The legal residency requirement is no big deal for Rick and Lorraine and the thousands of others making or planning the move to paradise. The problem is in the timing, as it takes a year or more to obtain legal residency, but the traffic law allows only 90 days to driver on a visitor’s visa.
This unintended consequence of new the legislation leaves an entire class of foreigners, who in their zeal to become legal residents, abide by the laws of the country, are no being forced to either drive illegally (beyond their 90 days) or leave the country, thus becoming “perpetual” tourists, a condition the Dirección General de Migración y Extranjería (immigration service) has been attempting to eradicate.
In practical terms, if the foreigners wants to continue to drive legal he or she is faced with the burden of added costs of living, leaving the country every 90 days and an interruption to their life in paradise.
If one chooses not to do the travel thing, the exposure is a fine of ¢280.000 colones (US$565 dollars) and six (6) points on a yet ungotten license. For each occurrence.
In addition, the new traffic law also imposes a restriction on a foreigner leaving the country if they have unpaid traffic fines. The Ley de Tránsito requires the COSEVI to report to the immigration service any foreigner who has unpaid traffic tickets and the immigration to deny exit, either by air, land or sea.
Imagine getting to the airport, checking into your flight, paying the $28 exit tax, ready to board and the pulled off the flight by immigration officials and for having outstanding traffic fines. And if on a Friday afternoon, the wait is until Monday for the COSEVI to process the payment and Tuesday at the earliest for immigration to be notified?
The legal status requirement was included in Article 91 b)iii, which states: Acreditar su permanencia legal en el país, al amparo de la legislación migratoria vigente. For a link to the legislation go to Traffic Law Costa Rica.
This is no doubt a serious problem for many like Rick and Lorriane making or considering a move to paradise.
Harder to believe is that the requirement that was not discussed in public during the more than two years the new legislation was under study by legislatures.
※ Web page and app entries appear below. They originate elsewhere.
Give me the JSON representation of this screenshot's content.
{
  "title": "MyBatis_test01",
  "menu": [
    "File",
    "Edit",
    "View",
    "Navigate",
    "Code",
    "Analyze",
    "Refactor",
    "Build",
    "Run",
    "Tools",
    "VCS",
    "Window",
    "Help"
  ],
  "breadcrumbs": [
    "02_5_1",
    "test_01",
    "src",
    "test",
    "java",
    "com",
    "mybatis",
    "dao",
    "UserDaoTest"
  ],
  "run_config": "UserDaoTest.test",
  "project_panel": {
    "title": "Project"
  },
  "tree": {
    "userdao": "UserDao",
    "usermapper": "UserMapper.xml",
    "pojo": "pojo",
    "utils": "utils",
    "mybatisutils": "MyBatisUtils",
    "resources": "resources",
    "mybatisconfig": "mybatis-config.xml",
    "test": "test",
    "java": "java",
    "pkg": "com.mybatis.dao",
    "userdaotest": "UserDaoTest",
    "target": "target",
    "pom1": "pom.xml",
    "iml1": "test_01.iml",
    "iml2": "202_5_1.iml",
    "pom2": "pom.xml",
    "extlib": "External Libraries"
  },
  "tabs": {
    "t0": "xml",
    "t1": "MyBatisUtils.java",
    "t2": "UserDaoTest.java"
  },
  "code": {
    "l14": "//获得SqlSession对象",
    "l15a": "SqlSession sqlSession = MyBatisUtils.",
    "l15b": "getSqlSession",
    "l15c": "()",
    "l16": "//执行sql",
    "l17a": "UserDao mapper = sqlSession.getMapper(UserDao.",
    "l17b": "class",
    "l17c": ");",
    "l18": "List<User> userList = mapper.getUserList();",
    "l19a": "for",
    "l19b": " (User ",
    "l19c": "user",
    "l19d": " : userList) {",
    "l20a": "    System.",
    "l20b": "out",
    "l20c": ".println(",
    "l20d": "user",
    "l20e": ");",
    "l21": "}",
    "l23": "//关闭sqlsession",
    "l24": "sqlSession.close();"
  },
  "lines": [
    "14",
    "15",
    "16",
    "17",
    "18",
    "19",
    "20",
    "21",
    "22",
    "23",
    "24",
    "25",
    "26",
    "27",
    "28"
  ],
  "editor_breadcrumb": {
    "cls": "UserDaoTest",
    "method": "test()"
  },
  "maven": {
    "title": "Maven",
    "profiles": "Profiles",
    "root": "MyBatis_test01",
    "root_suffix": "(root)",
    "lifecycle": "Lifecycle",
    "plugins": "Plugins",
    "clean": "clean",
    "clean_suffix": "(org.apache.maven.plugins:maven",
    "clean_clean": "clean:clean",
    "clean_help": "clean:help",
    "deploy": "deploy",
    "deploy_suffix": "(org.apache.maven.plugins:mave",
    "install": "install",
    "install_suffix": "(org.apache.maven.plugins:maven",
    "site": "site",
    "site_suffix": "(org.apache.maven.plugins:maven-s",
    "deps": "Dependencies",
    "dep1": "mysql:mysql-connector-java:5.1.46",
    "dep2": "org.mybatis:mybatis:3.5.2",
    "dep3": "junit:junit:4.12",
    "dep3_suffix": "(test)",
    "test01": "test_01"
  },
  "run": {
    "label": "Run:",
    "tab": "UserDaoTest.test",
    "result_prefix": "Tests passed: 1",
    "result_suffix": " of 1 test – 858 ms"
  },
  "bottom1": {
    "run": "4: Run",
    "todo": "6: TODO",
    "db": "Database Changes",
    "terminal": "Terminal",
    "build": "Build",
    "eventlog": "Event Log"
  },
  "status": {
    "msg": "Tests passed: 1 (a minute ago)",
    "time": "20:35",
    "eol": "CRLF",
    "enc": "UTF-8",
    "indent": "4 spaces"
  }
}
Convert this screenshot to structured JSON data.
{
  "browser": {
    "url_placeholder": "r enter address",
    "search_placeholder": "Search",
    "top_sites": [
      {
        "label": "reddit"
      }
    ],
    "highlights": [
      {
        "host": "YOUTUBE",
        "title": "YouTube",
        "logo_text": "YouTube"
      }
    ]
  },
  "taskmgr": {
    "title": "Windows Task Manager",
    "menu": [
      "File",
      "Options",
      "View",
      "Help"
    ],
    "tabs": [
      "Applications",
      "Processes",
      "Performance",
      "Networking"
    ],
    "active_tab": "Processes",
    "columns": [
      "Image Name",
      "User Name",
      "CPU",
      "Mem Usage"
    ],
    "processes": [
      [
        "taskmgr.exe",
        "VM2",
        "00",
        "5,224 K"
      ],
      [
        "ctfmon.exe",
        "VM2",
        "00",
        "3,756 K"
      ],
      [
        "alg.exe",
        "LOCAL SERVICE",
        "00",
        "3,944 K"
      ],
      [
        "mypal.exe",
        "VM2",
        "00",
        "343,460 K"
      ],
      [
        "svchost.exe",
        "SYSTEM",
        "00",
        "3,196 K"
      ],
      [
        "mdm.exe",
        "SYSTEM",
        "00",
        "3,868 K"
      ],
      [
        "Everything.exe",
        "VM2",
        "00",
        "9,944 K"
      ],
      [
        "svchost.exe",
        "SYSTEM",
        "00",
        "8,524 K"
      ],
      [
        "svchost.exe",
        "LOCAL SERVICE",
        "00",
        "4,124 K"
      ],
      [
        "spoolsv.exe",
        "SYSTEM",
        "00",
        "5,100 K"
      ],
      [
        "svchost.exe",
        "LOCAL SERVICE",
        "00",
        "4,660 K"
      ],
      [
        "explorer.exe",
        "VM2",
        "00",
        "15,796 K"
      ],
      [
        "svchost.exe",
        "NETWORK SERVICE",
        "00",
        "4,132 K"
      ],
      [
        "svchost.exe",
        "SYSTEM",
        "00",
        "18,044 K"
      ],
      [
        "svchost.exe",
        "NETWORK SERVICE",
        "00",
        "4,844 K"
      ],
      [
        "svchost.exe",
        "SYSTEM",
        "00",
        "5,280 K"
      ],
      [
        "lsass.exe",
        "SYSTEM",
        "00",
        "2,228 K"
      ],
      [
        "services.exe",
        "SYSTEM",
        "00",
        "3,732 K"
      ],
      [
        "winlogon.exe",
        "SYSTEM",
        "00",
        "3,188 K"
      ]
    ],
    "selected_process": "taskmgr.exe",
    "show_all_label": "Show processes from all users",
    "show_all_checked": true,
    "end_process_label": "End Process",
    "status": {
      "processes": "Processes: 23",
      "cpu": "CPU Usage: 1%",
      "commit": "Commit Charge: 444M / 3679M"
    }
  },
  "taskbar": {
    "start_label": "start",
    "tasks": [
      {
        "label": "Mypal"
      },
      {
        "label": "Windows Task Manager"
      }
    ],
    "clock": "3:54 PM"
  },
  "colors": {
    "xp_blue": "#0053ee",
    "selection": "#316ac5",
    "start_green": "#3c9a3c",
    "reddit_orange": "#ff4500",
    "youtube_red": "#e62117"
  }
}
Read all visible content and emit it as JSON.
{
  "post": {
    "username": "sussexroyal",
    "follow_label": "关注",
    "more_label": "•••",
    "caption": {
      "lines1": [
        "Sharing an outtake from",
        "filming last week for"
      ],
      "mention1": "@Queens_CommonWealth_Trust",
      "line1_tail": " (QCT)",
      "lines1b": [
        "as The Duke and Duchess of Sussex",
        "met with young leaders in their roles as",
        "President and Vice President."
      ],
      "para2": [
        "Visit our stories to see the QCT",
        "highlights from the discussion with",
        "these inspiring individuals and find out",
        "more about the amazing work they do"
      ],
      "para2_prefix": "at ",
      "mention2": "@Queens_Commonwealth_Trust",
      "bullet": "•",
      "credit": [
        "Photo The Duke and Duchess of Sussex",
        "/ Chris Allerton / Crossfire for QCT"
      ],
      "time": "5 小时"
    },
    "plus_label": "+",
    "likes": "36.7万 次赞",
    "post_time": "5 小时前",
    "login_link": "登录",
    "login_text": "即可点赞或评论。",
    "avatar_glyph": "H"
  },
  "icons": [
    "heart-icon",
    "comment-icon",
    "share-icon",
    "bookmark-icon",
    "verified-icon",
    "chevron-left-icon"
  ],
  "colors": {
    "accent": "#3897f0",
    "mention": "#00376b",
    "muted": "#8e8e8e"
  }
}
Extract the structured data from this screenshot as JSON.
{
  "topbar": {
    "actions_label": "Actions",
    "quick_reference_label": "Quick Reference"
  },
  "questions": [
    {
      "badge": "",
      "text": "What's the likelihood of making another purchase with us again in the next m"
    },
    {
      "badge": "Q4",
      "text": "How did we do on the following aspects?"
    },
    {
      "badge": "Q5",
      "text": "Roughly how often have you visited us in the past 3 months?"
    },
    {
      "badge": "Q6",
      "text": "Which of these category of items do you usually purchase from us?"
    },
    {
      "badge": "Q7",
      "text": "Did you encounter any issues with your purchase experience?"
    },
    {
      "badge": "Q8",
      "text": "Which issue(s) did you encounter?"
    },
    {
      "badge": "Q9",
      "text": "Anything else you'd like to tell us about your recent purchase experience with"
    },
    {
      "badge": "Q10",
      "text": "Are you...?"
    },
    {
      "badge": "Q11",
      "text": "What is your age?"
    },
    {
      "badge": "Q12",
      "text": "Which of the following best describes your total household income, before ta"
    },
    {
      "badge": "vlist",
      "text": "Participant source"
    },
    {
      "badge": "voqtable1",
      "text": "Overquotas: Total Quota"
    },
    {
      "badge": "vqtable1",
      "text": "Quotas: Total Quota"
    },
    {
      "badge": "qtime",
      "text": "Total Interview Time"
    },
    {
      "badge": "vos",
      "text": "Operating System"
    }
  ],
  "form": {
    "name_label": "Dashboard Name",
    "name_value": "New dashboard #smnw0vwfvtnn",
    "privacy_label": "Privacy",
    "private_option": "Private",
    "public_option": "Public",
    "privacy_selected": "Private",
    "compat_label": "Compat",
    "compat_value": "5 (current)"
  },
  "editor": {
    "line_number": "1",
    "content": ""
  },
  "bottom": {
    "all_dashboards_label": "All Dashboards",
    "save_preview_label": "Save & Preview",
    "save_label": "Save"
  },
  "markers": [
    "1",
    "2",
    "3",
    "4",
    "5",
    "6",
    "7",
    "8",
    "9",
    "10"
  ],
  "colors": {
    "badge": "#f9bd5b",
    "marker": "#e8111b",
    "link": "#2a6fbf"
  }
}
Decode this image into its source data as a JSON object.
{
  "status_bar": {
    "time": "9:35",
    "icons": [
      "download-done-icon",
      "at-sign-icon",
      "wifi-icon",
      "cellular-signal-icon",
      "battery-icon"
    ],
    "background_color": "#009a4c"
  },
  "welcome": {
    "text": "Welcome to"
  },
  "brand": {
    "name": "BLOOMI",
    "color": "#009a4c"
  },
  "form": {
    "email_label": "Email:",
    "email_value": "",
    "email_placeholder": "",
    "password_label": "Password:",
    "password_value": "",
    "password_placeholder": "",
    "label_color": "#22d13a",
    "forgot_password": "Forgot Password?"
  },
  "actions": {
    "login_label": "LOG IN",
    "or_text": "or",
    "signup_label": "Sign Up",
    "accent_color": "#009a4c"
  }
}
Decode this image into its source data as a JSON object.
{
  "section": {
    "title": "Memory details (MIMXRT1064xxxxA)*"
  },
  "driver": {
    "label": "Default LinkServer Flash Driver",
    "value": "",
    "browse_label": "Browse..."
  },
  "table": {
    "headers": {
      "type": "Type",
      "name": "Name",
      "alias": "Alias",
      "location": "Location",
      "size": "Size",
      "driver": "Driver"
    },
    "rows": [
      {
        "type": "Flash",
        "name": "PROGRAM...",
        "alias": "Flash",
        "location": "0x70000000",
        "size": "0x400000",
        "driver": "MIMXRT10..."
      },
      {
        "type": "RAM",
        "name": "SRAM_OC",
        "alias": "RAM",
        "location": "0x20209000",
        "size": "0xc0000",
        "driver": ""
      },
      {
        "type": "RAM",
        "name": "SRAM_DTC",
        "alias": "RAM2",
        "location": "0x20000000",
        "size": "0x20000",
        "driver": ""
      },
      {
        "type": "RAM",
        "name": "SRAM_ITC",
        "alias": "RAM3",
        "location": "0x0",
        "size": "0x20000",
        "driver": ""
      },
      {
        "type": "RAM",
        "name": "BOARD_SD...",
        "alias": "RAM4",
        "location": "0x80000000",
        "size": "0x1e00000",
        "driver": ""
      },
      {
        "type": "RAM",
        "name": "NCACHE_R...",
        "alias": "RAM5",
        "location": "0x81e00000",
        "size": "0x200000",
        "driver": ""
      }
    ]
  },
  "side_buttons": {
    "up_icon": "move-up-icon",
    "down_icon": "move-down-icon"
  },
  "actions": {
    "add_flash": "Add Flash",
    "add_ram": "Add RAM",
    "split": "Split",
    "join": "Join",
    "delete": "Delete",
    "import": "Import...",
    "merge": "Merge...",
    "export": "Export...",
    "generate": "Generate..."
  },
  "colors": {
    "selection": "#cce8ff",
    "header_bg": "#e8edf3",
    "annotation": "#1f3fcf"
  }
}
And until a few like Rick and Lorraine made their way to the drivers licensing office and then contacted the media was this known to the general public.
One COSEVI official who spoke to QCOSTARICA anonymously confirmed that licensing officials were aware of the requirement for months but it wasn’t until the beginning of this month, two weeks after the enactment of the law, that they received a directive to enforce the regulation.
What we are left with, as Rick and Lorraine are painfully living it, is that foreigners who do not have residency – a residency application in process is not good enough – cannot obtain a Costa Rica drivers license.
Although impossible to know how many will be affected and how, it certainly is to be in the thousands. And how many may just say ‘to hell with it’ and pass over Costa Rica?
One can understand the need for law and order. However, there has to be some common sense in the process. Either allow a residency in “tramite” (in the process) or shorten the residency process to at least less than 90 days.
Anything short of either becomes idiomatic of an unprofitable action motivated by greed. Greed by a government that is pulling at all the strings and overturning all the rocks to generate revenue.
Talking with Rick, he has not yet become disillusioned with paradise. He and Lorraine are not bailing out just yet. But, it has generated doubts in their minds about their choice of Costa Rica.